COVID-19: A Second Opinion
Originally published on Medium 28 January 2022
If you’re going to get a second opinion, go to a doctor who actually has the courage and compassion to treat COVID as opposed to those that sit in their ivory towers or in their bureaucratic offices.
So said Senator Ron Johnson (R-WI) at the panel discussion “COVID-19: A Second Opinion” held at the Russell Senate Office Building in Washington, DC on Monday, 24 January.
The panel featured some of the nation’s top clinicians and scientists who have dissented from the mainstream narrative regarding the pandemic. But, almost as notable was the list of dignitaries who were invited but declined to attend, including CDC Director Rachel Walensky, Acting FDA Commissioner Janet Woodcock, former NIH Director Francis Collins, former FDA Director Scott Gottlieb (who now serves on the board of Pfizer), and — last but not least — NIAID Director and Chief Medical Advisor to the President of the United States, Anthony Fauci.
The discussion was scheduled to run between 9:00 AM to noon but in fact continued long after that and included a wide range of topics, including covid vaccines, vaccine mandates, lockdowns, and masks, but it centered mainly around the suppression of safe and effective early-stage treatment for COVID-19.
Peter McCullough, former Vice Chief of Internal Medicine at Baylor University Medical Center, noted that we are two years into this pandemic, and not a single hospital in America has become a center of excellence for early treatment of COVID-19. Critical care expert Pierre Kory told the panel “We have a number of safe and effective treatments. Almost all are readily available generics.” He had especially high praise for ivermectin, declaring “That medicine had been shown literally to solve the pandemic in numerous regions of the world,” resulting in dramatic declines in the rates of hospitalizations and deaths in Mexico, Argentina, Brasil, India, and elsewhere. Ophthalmologist Richard Urso, who rose to national prominence for his advocacy of hydroxychloroquine for early-stage treatment of COVID-19, decried the therapeutic nihilism that has become the standard of care in the treatment of the covid, asking rhetorically “It’s an inflammatory disease — why would you not treat inflammation?”

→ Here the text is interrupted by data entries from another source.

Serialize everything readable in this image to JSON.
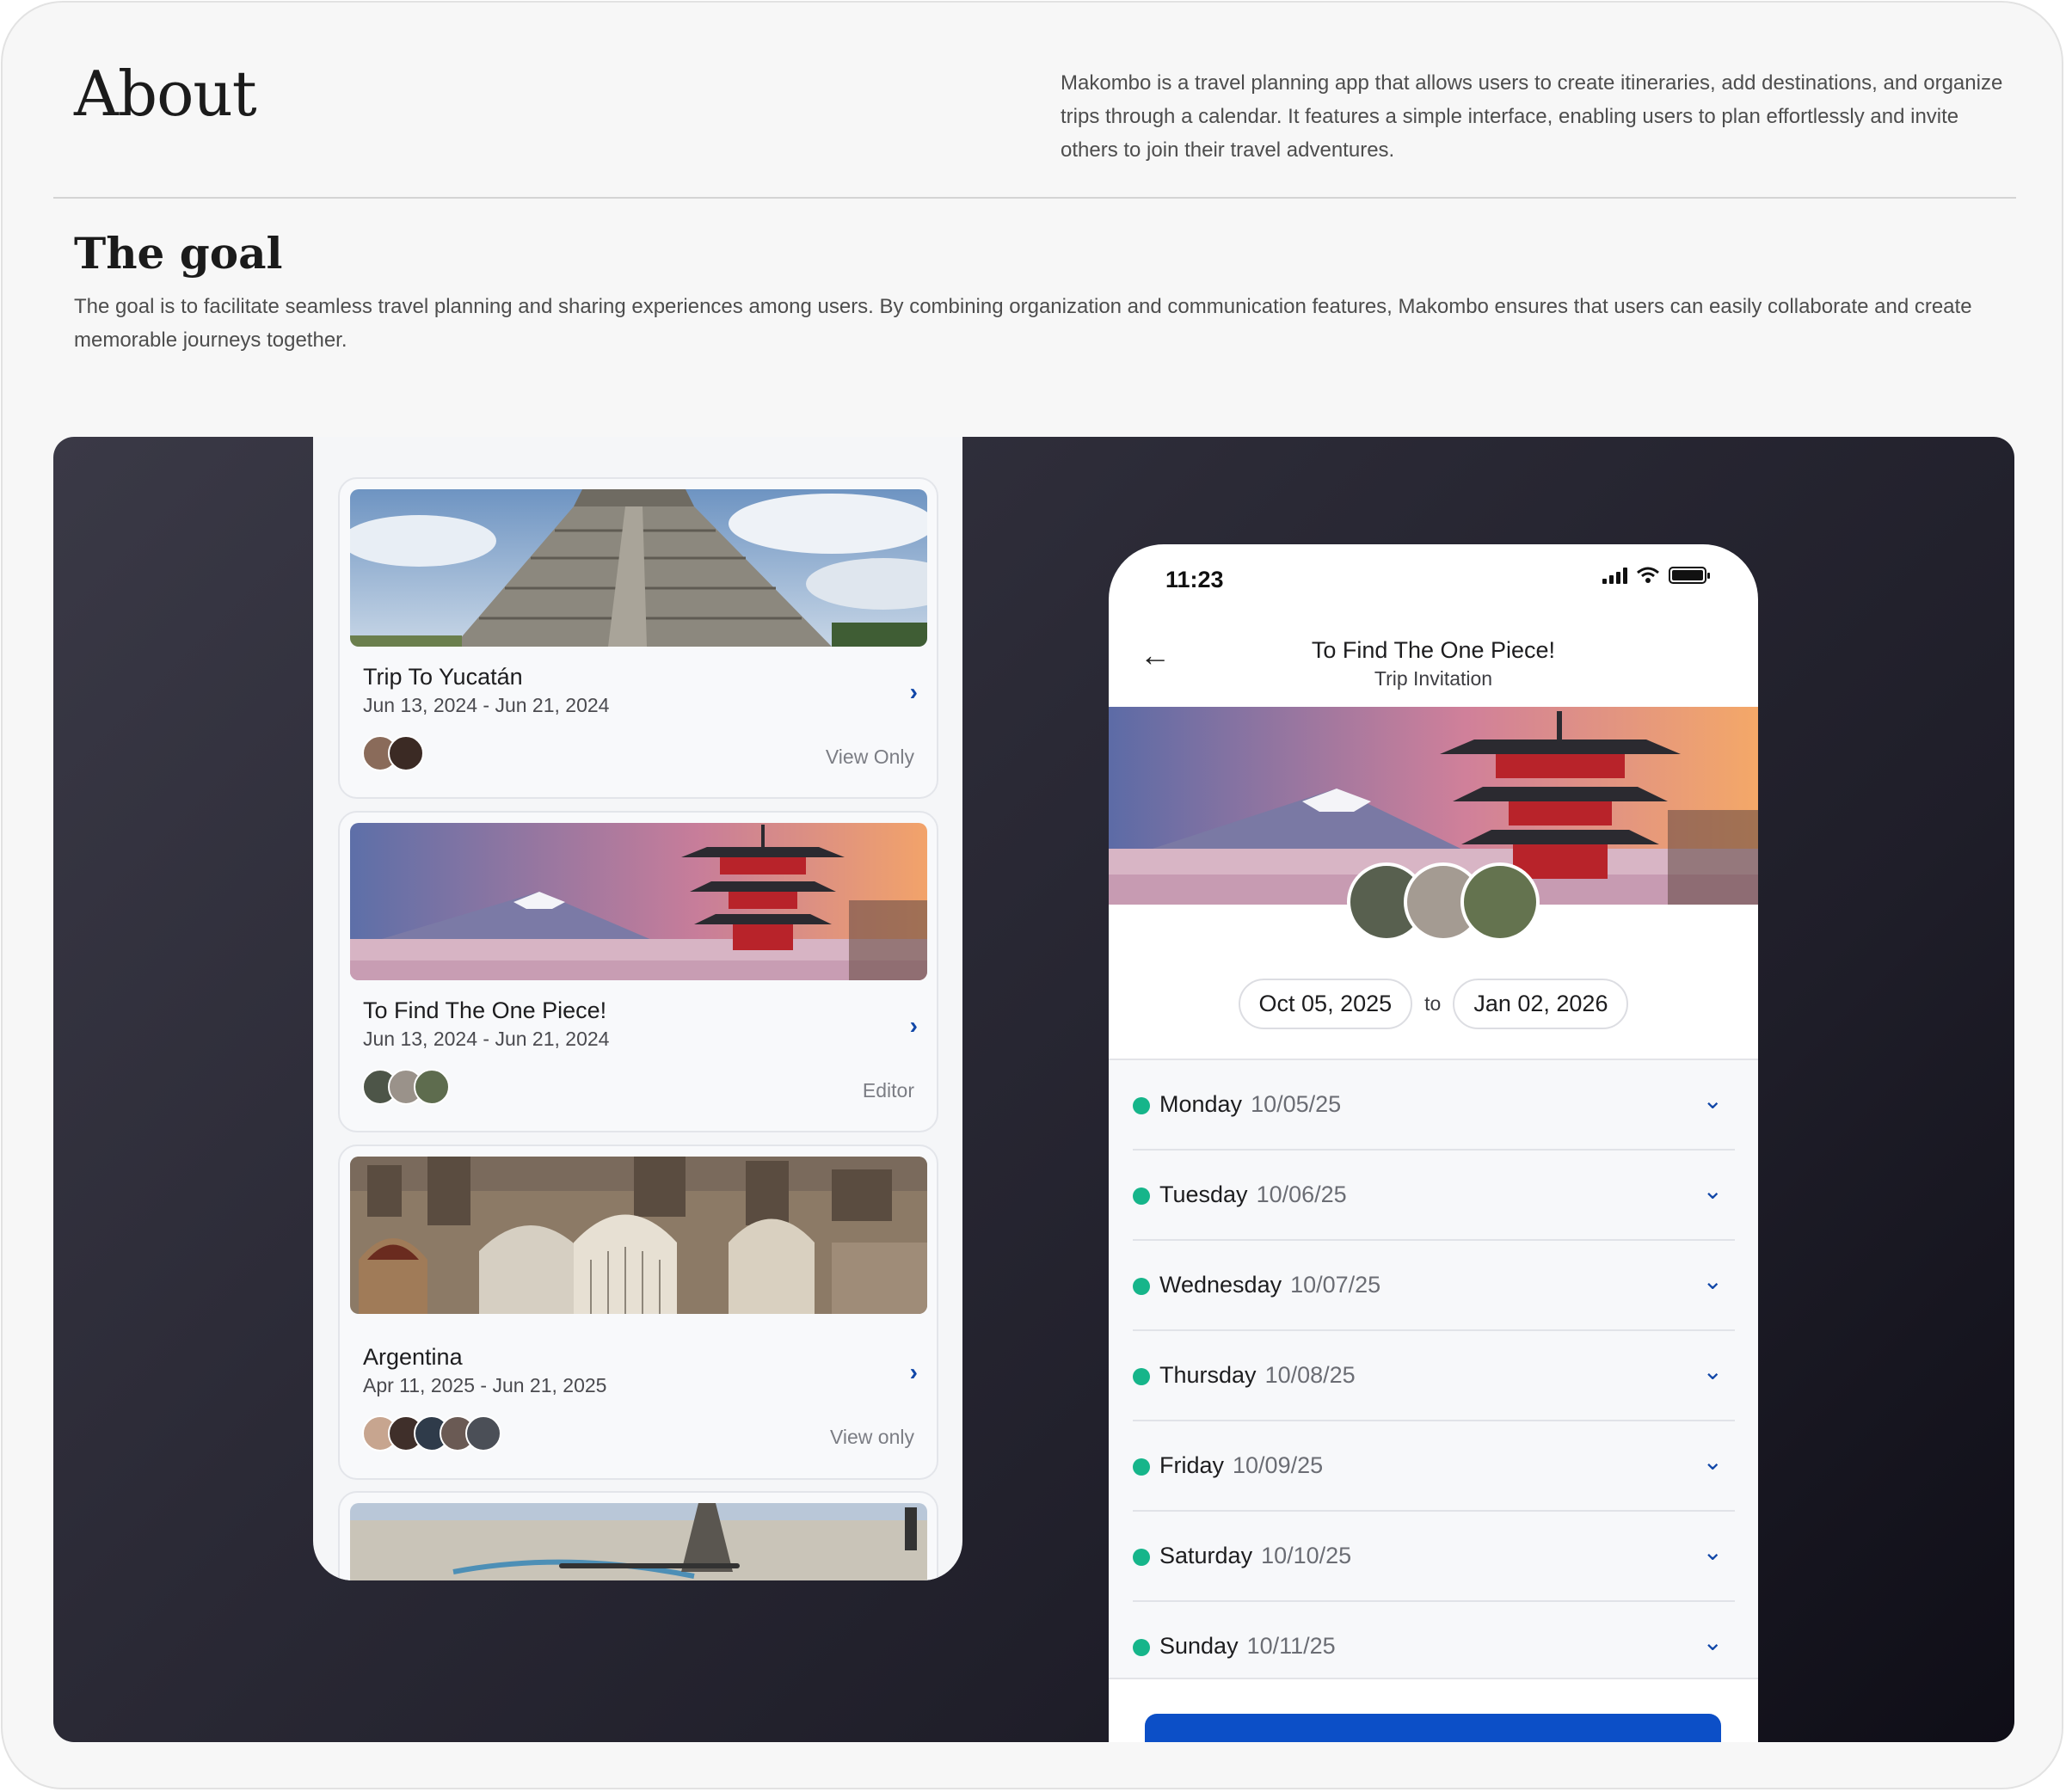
{
  "about": {
    "title": "About",
    "text": "Makombo is a travel planning app that allows users to create itineraries, add destinations, and organize trips through a calendar. It features a simple interface, enabling users to plan effortlessly and invite others to join their travel adventures."
  },
  "goal": {
    "title": "The goal",
    "text": "The goal is to facilitate seamless travel planning and sharing experiences among users. By combining organization and communication features, Makombo ensures that users can easily collaborate and create memorable journeys together."
  },
  "trips": [
    {
      "name": "Trip To Yucatán",
      "dates": "Jun 13, 2024 - Jun 21, 2024",
      "role": "View Only"
    },
    {
      "name": "To Find The One Piece!",
      "dates": "Jun 13, 2024 - Jun 21, 2024",
      "role": "Editor"
    },
    {
      "name": "Argentina",
      "dates": "Apr 11, 2025 - Jun 21, 2025",
      "role": "View only"
    }
  ],
  "invite": {
    "time": "11:23",
    "title": "To Find The One Piece!",
    "subtitle": "Trip Invitation",
    "start_date": "Oct 05, 2025",
    "to_label": "to",
    "end_date": "Jan 02, 2026",
    "days": [
      {
        "name": "Monday",
        "date": "10/05/25"
      },
      {
        "name": "Tuesday",
        "date": "10/06/25"
      },
      {
        "name": "Wednesday",
        "date": "10/07/25"
      },
      {
        "name": "Thursday",
        "date": "10/08/25"
      },
      {
        "name": "Friday",
        "date": "10/09/25"
      },
      {
        "name": "Saturday",
        "date": "10/10/25"
      },
      {
        "name": "Sunday",
        "date": "10/11/25"
      }
    ]
  },
  "colors": {
    "accent": "#0c4fc7",
    "chevron": "#1147a8",
    "status_dot": "#16b58a"
  }
}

PhD biomedical researcher Christina Parks noted the lack of early home treatment has hit the African-American community especially hard:
We need to have vitamin D sufficiency. We need to have hydroxychloroquine. Not only is it anti-inflammatory, but it actually modulates many of the predispositions for diabetes and hypertension that African-Americans suffer from. So regardless of the fact that it is used to prevent viral replication and things like that, it can actually modulate the predispositions. So why wouldn’t you want to give it, in order to stabilize things like blood sugar levels, in order to stabilize inflammation?
Dr. McCullough concurred, noting that COVID-19 mortality rates for African Americans is double that of the general population, and that most of the deaths occur in hospital.
Paul Marik, former chair of the Division of Pulmonary and Critical Care Medicine at Eastern Virginia Medical School, noted that the NIH guidelines endorse only low-dose dexamethasone along with Remdesevir for the treatment of COVID-19. He added that while two studies performed by the drug’s manufacturer showed it saves lives, four other high-quality other studies showed Remdesevir actually increased the risk of renal failure and death, and by contrast, twenty-five high quality studies have shown that ivermectin reduces the death rate by twenty-six percent.
Dr. Marik went on to state that hospitals receive an extra twenty percent reimbursement for patients given the drug, and that the price tag for single course of Remdesevir can approach three thousand dollars, while that for ivermectin is just pennies.
“What is happening is completely unprecedented” Dr. Marik averred. “I had to stand by and watch people die.” His refused to go on doing so, but his refusal came at a high price, exacted by a medical establishment for whom therapeutic nihilism for this condition has become received wisdom. His voice breaking, he told the audience “My hospital privileges were suspended — ignoring the fact that under my care, mortality was fifty percent of that of my colleagues.”
Dr. Parks also paid a high price, but in a different way. Her father came down with the covid, and he was being successfully treated at home. But then the oxygen machine malfunctioned, and he was taken to the hospital where they succeeded in restoring his blood oxygen levels. Unfortunately, they also took him off the anti-inflammatory medication he had been given, and his condition underwent a steep decline. He died, just three days before his daughter addressed the nation on the subject of COVID-19.
To watch the full proceedings of the panel, click here
To watch the highlights, click here